DIRECTIONS — Could you reproduce every record below exactly as it stands?

==============================

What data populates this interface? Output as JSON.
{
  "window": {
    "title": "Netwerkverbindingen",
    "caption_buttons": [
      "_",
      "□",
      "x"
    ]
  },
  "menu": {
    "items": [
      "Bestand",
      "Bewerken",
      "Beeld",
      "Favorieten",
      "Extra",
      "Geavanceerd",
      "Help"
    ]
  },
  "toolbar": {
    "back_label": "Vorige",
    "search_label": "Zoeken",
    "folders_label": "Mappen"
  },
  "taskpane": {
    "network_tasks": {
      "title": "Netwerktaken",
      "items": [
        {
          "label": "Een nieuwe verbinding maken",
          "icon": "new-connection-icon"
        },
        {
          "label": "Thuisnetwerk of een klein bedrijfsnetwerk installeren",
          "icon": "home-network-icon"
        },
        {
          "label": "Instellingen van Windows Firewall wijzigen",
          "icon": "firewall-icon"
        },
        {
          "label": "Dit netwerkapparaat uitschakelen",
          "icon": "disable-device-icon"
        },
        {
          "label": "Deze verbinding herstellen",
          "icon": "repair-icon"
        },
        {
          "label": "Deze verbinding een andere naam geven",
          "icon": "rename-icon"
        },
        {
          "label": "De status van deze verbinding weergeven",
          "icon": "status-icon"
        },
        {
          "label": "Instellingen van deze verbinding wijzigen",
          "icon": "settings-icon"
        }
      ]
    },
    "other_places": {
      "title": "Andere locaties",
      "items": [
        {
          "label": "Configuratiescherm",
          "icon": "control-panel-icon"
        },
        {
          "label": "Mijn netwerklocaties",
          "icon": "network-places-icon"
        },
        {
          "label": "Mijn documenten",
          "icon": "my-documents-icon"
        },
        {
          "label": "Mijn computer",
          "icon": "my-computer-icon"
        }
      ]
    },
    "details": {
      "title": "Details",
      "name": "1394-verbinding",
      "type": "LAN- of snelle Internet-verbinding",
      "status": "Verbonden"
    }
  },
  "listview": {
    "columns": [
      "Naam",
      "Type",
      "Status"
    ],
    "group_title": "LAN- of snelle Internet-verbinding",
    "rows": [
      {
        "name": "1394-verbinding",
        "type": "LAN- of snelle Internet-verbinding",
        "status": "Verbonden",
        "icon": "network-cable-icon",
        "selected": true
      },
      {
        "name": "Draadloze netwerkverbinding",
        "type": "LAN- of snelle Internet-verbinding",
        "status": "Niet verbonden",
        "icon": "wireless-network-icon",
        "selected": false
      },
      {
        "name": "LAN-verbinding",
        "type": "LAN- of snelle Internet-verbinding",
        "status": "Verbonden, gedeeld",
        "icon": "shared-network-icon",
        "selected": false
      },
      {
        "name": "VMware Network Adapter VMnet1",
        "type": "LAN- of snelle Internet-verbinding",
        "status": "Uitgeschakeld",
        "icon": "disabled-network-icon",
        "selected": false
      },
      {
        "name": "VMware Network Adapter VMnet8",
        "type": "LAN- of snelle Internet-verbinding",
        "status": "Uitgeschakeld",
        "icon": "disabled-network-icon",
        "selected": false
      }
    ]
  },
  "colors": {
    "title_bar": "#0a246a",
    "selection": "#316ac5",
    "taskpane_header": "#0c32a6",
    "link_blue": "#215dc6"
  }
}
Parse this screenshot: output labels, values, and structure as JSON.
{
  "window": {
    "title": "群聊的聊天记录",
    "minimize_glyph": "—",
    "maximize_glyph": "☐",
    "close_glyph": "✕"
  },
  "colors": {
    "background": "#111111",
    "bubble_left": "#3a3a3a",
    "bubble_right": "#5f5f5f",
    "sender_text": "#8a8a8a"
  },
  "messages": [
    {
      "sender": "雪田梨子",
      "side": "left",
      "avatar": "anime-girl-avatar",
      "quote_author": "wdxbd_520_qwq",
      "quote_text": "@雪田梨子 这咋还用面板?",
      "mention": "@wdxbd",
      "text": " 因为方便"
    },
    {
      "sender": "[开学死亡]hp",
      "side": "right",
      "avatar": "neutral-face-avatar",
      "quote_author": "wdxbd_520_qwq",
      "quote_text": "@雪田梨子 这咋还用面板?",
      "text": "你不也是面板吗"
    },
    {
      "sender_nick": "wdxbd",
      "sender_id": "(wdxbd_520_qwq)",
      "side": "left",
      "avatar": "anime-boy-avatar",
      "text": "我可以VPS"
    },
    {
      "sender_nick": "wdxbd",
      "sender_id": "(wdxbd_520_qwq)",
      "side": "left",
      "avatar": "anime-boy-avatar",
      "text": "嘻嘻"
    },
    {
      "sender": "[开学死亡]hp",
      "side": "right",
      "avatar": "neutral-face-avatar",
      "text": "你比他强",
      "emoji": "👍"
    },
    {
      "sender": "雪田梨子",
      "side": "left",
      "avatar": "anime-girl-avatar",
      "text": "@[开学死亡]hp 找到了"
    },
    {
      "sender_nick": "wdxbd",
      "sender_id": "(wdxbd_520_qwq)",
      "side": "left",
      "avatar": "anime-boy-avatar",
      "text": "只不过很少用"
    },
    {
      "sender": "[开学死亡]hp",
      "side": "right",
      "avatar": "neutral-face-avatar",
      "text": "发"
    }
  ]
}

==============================

TASK ANSWER —
What data populates this interface? Output as JSON.
{
  "window": {
    "title": "Netwerkverbindingen",
    "caption_buttons": [
      "_",
      "□",
      "x"
    ]
  },
  "menu": {
    "items": [
      "Bestand",
      "Bewerken",
      "Beeld",
      "Favorieten",
      "Extra",
      "Geavanceerd",
      "Help"
    ]
  },
  "toolbar": {
    "back_label": "Vorige",
    "search_label": "Zoeken",
    "folders_label": "Mappen"
  },
  "taskpane": {
    "network_tasks": {
      "title": "Netwerktaken",
      "items": [
        {
          "label": "Een nieuwe verbinding maken",
          "icon": "new-connection-icon"
        },
        {
          "label": "Thuisnetwerk of een klein bedrijfsnetwerk installeren",
          "icon": "home-network-icon"
        },
        {
          "label": "Instellingen van Windows Firewall wijzigen",
          "icon": "firewall-icon"
        },
        {
          "label": "Dit netwerkapparaat uitschakelen",
          "icon": "disable-device-icon"
        },
        {
          "label": "Deze verbinding herstellen",
          "icon": "repair-icon"
        },
        {
          "label": "Deze verbinding een andere naam geven",
          "icon": "rename-icon"
        },
        {
          "label": "De status van deze verbinding weergeven",
          "icon": "status-icon"
        },
        {
          "label": "Instellingen van deze verbinding wijzigen",
          "icon": "settings-icon"
        }
      ]
    },
    "other_places": {
      "title": "Andere locaties",
      "items": [
        {
          "label": "Configuratiescherm",
          "icon": "control-panel-icon"
        },
        {
          "label": "Mijn netwerklocaties",
          "icon": "network-places-icon"
        },
        {
          "label": "Mijn documenten",
          "icon": "my-documents-icon"
        },
        {
          "label": "Mijn computer",
          "icon": "my-computer-icon"
        }
      ]
    },
    "details": {
      "title": "Details",
      "name": "1394-verbinding",
      "type": "LAN- of snelle Internet-verbinding",
      "status": "Verbonden"
    }
  },
  "listview": {
    "columns": [
      "Naam",
      "Type",
      "Status"
    ],
    "group_title": "LAN- of snelle Internet-verbinding",
    "rows": [
      {
        "name": "1394-verbinding",
        "type": "LAN- of snelle Internet-verbinding",
        "status": "Verbonden",
        "icon": "network-cable-icon",
        "selected": true
      },
      {
        "name": "Draadloze netwerkverbinding",
        "type": "LAN- of snelle Internet-verbinding",
        "status": "Niet verbonden",
        "icon": "wireless-network-icon",
        "selected": false
      },
      {
        "name": "LAN-verbinding",
        "type": "LAN- of snelle Internet-verbinding",
        "status": "Verbonden, gedeeld",
        "icon": "shared-network-icon",
        "selected": false
      },
      {
        "name": "VMware Network Adapter VMnet1",
        "type": "LAN- of snelle Internet-verbinding",
        "status": "Uitgeschakeld",
        "icon": "disabled-network-icon",
        "selected": false
      },
      {
        "name": "VMware Network Adapter VMnet8",
        "type": "LAN- of snelle Internet-verbinding",
        "status": "Uitgeschakeld",
        "icon": "disabled-network-icon",
        "selected": false
      }
    ]
  },
  "colors": {
    "title_bar": "#0a246a",
    "selection": "#316ac5",
    "taskpane_header": "#0c32a6",
    "link_blue": "#215dc6"
  }
}
Parse this screenshot: output labels, values, and structure as JSON.
{
  "window": {
    "title": "群聊的聊天记录",
    "minimize_glyph": "—",
    "maximize_glyph": "☐",
    "close_glyph": "✕"
  },
  "colors": {
    "background": "#111111",
    "bubble_left": "#3a3a3a",
    "bubble_right": "#5f5f5f",
    "sender_text": "#8a8a8a"
  },
  "messages": [
    {
      "sender": "雪田梨子",
      "side": "left",
      "avatar": "anime-girl-avatar",
      "quote_author": "wdxbd_520_qwq",
      "quote_text": "@雪田梨子 这咋还用面板?",
      "mention": "@wdxbd",
      "text": " 因为方便"
    },
    {
      "sender": "[开学死亡]hp",
      "side": "right",
      "avatar": "neutral-face-avatar",
      "quote_author": "wdxbd_520_qwq",
      "quote_text": "@雪田梨子 这咋还用面板?",
      "text": "你不也是面板吗"
    },
    {
      "sender_nick": "wdxbd",
      "sender_id": "(wdxbd_520_qwq)",
      "side": "left",
      "avatar": "anime-boy-avatar",
      "text": "我可以VPS"
    },
    {
      "sender_nick": "wdxbd",
      "sender_id": "(wdxbd_520_qwq)",
      "side": "left",
      "avatar": "anime-boy-avatar",
      "text": "嘻嘻"
    },
    {
      "sender": "[开学死亡]hp",
      "side": "right",
      "avatar": "neutral-face-avatar",
      "text": "你比他强",
      "emoji": "👍"
    },
    {
      "sender": "雪田梨子",
      "side": "left",
      "avatar": "anime-girl-avatar",
      "text": "@[开学死亡]hp 找到了"
    },
    {
      "sender_nick": "wdxbd",
      "sender_id": "(wdxbd_520_qwq)",
      "side": "left",
      "avatar": "anime-boy-avatar",
      "text": "只不过很少用"
    },
    {
      "sender": "[开学死亡]hp",
      "side": "right",
      "avatar": "neutral-face-avatar",
      "text": "发"
    }
  ]
}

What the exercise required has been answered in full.